Objective: The objective of this study was to determine whether the improved prediction of risk for perinatal mortality obtained with the use of a customised birthweight standard can also be obtained with the use of a non-customised but intrauterine-based standard.
Design: Population-based cohort study.
Population: Births in the Swedish Medical Birth Register between 1992 and 2001 (n = 782 303) with complete data on birthweight, gestational age, sex, maternal age, pre-pregnancy body mass index, height, parity, and ethnicity.
Methods: We calculated the relative risks (RRs) of stillbirth and early neonatal mortality among small-for-gestational-age (SGA) births as established by (1) a customised standard, (2) a population standard based on birthweights, and (3) a population standard based on a best estimate of intrauterine weights.
Main outcome measures: Stillbirth and early neonatal mortality (<7 days).
Results: The RRs of stillbirth and early neonatal mortality among SGA births as classified by the intrauterine standard were similar to those among SGA births as classified by the customised standard and much higher than those among SGA births as classified by the birthweight standard.
Conclusions: A non-customised but intrauterine-based standard has a similar ability to predict risk for stillbirth and early neonatal mortality as a customised birthweight standard.
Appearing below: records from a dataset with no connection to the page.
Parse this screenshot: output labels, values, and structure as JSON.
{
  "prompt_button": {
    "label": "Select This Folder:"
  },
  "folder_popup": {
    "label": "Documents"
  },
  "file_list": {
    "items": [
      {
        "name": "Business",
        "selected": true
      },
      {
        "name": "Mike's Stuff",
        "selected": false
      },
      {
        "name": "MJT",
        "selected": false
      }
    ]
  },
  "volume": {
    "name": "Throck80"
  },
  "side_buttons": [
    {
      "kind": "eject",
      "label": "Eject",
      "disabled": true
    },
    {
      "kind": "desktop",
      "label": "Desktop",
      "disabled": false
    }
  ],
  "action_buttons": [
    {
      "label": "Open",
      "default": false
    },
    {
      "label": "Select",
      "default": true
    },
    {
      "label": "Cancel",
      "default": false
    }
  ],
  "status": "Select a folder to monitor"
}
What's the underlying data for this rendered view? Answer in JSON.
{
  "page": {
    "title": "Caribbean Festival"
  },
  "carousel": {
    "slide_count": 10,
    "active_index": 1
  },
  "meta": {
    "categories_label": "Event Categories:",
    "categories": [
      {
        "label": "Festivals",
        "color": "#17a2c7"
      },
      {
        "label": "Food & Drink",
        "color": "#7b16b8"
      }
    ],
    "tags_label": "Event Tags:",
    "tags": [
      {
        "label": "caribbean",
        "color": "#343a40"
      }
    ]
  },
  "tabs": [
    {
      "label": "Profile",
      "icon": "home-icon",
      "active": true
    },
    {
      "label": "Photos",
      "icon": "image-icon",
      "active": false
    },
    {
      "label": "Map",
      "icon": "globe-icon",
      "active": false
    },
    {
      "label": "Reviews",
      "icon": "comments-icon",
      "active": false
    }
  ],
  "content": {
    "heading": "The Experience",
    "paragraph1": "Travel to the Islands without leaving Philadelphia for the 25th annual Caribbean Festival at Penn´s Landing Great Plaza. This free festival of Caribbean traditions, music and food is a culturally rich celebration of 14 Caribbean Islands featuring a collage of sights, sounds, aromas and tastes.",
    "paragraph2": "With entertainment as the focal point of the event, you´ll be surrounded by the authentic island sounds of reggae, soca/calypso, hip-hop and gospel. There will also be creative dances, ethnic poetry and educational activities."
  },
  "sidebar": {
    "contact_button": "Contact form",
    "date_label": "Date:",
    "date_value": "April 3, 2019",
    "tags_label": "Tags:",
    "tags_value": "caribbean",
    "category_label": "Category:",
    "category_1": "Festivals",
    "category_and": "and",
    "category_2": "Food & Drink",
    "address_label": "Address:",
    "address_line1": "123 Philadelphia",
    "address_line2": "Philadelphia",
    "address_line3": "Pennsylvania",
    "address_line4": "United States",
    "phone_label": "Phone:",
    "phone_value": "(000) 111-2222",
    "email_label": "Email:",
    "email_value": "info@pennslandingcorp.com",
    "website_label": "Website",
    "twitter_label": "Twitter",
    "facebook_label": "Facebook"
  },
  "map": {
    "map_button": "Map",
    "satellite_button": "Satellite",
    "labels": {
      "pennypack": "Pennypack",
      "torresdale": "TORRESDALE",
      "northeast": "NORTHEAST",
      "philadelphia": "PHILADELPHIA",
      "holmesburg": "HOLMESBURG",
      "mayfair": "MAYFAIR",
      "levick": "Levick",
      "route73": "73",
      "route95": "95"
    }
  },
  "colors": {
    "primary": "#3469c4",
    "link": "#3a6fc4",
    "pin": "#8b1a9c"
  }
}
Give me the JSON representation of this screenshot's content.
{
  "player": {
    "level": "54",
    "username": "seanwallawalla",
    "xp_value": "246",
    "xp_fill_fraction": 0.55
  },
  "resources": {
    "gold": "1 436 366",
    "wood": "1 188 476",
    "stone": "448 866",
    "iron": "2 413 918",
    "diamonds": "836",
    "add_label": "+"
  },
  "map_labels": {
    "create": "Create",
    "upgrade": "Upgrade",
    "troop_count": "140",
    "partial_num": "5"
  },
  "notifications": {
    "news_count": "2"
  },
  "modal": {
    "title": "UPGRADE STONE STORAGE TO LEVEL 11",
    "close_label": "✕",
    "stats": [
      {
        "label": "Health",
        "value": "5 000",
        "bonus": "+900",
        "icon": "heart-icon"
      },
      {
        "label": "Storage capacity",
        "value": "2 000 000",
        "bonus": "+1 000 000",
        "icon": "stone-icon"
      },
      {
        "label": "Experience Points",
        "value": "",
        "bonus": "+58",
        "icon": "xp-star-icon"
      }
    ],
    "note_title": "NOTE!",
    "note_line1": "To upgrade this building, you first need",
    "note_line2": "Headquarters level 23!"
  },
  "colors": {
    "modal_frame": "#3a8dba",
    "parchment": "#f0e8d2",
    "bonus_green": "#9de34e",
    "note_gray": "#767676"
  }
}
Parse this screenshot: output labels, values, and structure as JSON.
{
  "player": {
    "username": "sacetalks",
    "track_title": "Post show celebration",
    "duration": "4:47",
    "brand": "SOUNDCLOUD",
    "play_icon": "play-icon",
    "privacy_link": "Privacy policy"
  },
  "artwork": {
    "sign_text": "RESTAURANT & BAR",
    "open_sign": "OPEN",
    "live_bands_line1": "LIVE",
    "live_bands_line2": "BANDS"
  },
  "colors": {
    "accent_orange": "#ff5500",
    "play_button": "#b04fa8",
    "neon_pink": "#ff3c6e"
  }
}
The process of customising population weight-for-gestational-age standards to account for maternal characteristics does little to improve prediction of perinatal mortality.